Researchers from the University of Rostock have developed a novel type of nonlinear photonic circuitry in which intense light beams can define their own path and, in doing so, render themselves impervious to external perturbations. This discovery was recently published in the renowned journal Science.

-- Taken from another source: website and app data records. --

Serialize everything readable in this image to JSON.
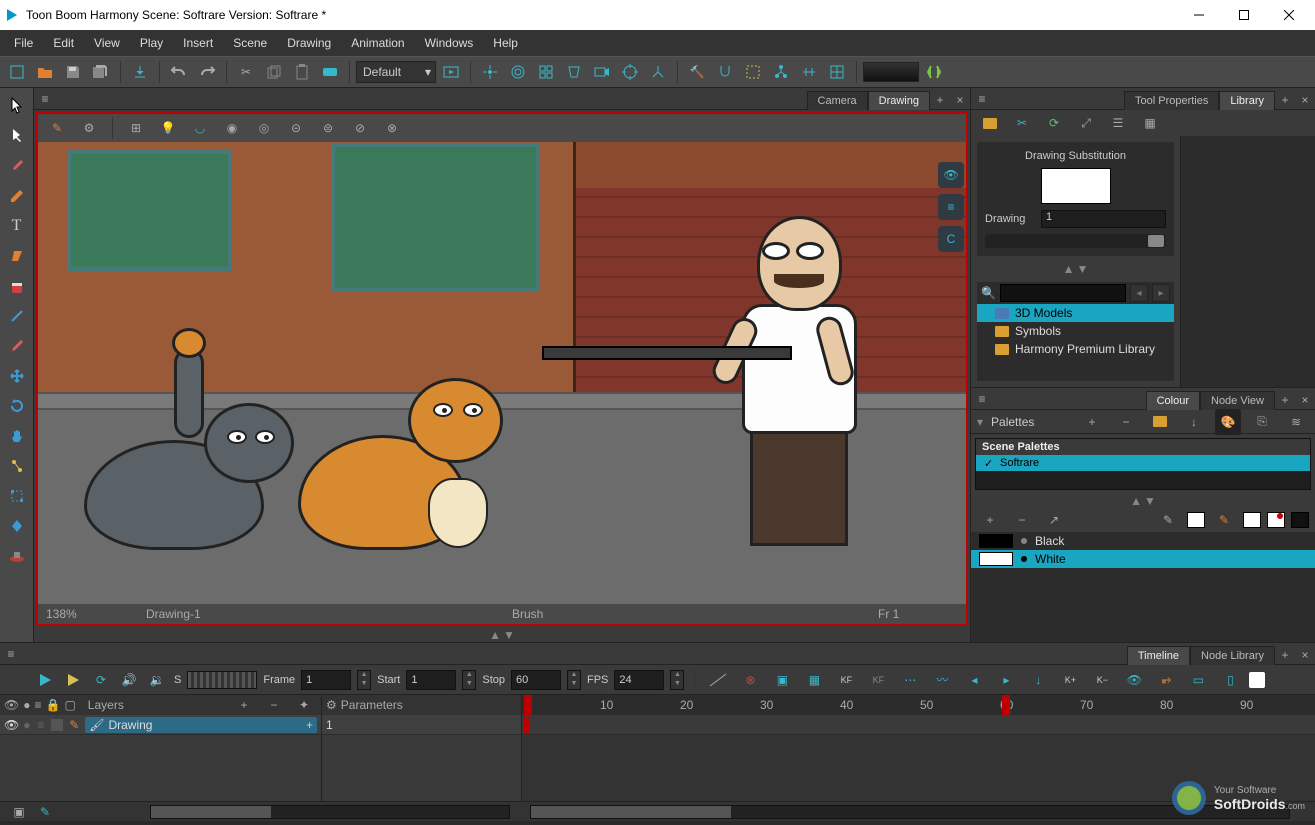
{
  "window": {
    "title": "Toon Boom Harmony Scene: Softrare Version: Softrare *"
  },
  "menu": {
    "items": [
      "File",
      "Edit",
      "View",
      "Play",
      "Insert",
      "Scene",
      "Drawing",
      "Animation",
      "Windows",
      "Help"
    ]
  },
  "maintb": {
    "preset": "Default"
  },
  "viewport": {
    "tabs": {
      "camera": "Camera",
      "drawing": "Drawing"
    },
    "status": {
      "zoom": "138%",
      "layer": "Drawing-1",
      "tool": "Brush",
      "frame": "Fr 1"
    }
  },
  "library": {
    "tabs": {
      "props": "Tool Properties",
      "lib": "Library"
    },
    "ds_title": "Drawing Substitution",
    "drawing_lbl": "Drawing",
    "drawing_val": "1",
    "tree": {
      "i0": "3D Models",
      "i1": "Symbols",
      "i2": "Harmony Premium Library"
    }
  },
  "colour": {
    "tabs": {
      "colour": "Colour",
      "node": "Node View"
    },
    "pal_lbl": "Palettes",
    "scene_pal_hdr": "Scene Palettes",
    "scene_pal_item": "Softrare",
    "list": {
      "c0": "Black",
      "c1": "White"
    }
  },
  "timeline": {
    "tabs": {
      "tl": "Timeline",
      "nl": "Node Library"
    },
    "sound_lbl": "S",
    "frame_lbl": "Frame",
    "frame_val": "1",
    "start_lbl": "Start",
    "start_val": "1",
    "stop_lbl": "Stop",
    "stop_val": "60",
    "fps_lbl": "FPS",
    "fps_val": "24",
    "layers_lbl": "Layers",
    "params_lbl": "Parameters",
    "layer0": "Drawing",
    "layer0_val": "1",
    "ruler": {
      "t10": "10",
      "t20": "20",
      "t30": "30",
      "t40": "40",
      "t50": "50",
      "t60": "60",
      "t70": "70",
      "t80": "80",
      "t90": "90"
    }
  },
  "watermark": {
    "l1": "Your Software",
    "l2": "SoftDroids",
    "l3": ".com"
  }
}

"Photons are an unruly bunch," explains Professor Alexander Szameit, whose group carried out the groundbreaking experiments. "As soon as one manages to herd them towards one specific point in space and time, they immediately disperse once again in all directions." Indeed, centuries of research have been devoted to shaping the flow of light by a number of means: Lenses and curved mirrors can tightly focus rays from the sun. Powerful lasers generate coherent beams and short pulses of intense light. And fiber-optic cables deliver staggering amounts of optically encoded data across the world wide web. Yet, light waves are surprisingly delicate entities: A small crack in a lens, a mote of dust drifting through a laser beam, or a kink in the fiber can upset the intricate mechanisms that transform light into perhaps the most versatile tool ever harnessed by humanity.To read more, click here.